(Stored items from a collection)

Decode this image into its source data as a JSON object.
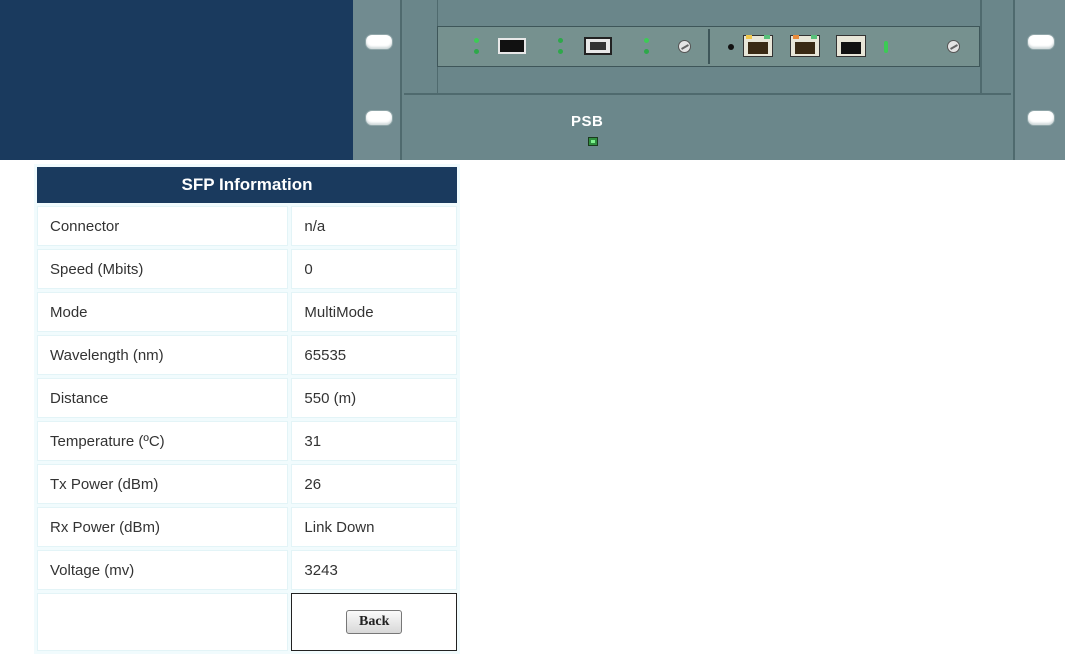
{
  "device": {
    "slot_label": "PSB"
  },
  "sfp_info": {
    "title": "SFP Information",
    "rows": [
      {
        "label": "Connector",
        "value": "n/a"
      },
      {
        "label": "Speed (Mbits)",
        "value": "0"
      },
      {
        "label": "Mode",
        "value": "MultiMode"
      },
      {
        "label": "Wavelength (nm)",
        "value": "65535"
      },
      {
        "label": "Distance",
        "value": "550 (m)"
      },
      {
        "label": "Temperature (ºC)",
        "value": "31"
      },
      {
        "label": "Tx Power (dBm)",
        "value": "26"
      },
      {
        "label": "Rx Power (dBm)",
        "value": "Link Down"
      },
      {
        "label": "Voltage (mv)",
        "value": "3243"
      }
    ],
    "back_label": "Back"
  },
  "colors": {
    "header_navy": "#1a3a5e",
    "chassis_gray": "#6b878b",
    "led_green": "#3ccb55"
  }
}
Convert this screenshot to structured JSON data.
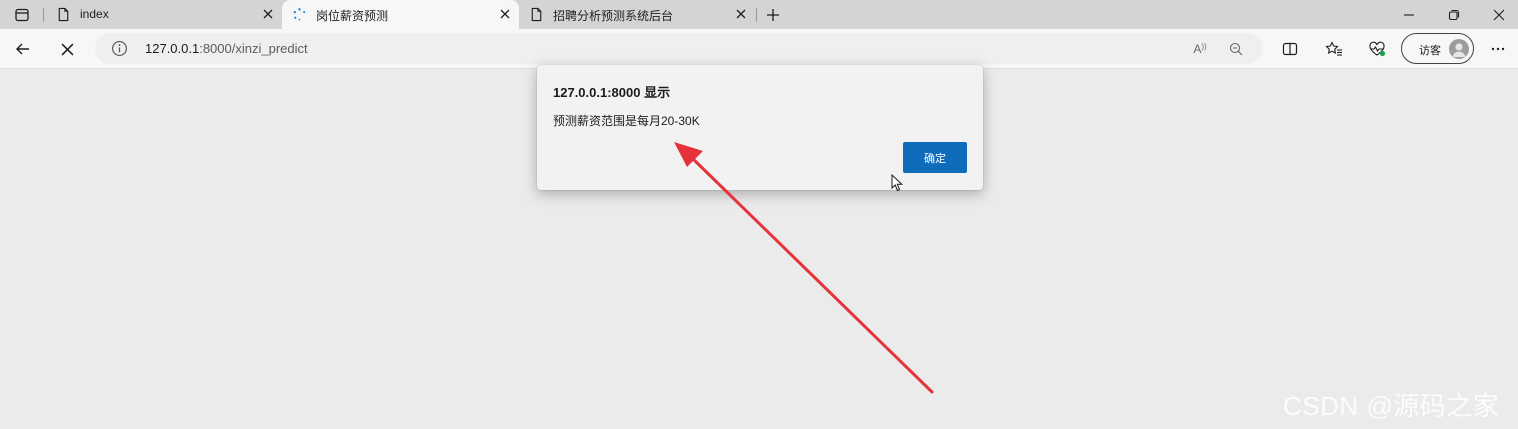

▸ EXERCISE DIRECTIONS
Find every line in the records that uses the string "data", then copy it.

▸ RESPONSE AREA
Decode this image into its source data as a JSON object.
Convert this screenshot to structured JSON data.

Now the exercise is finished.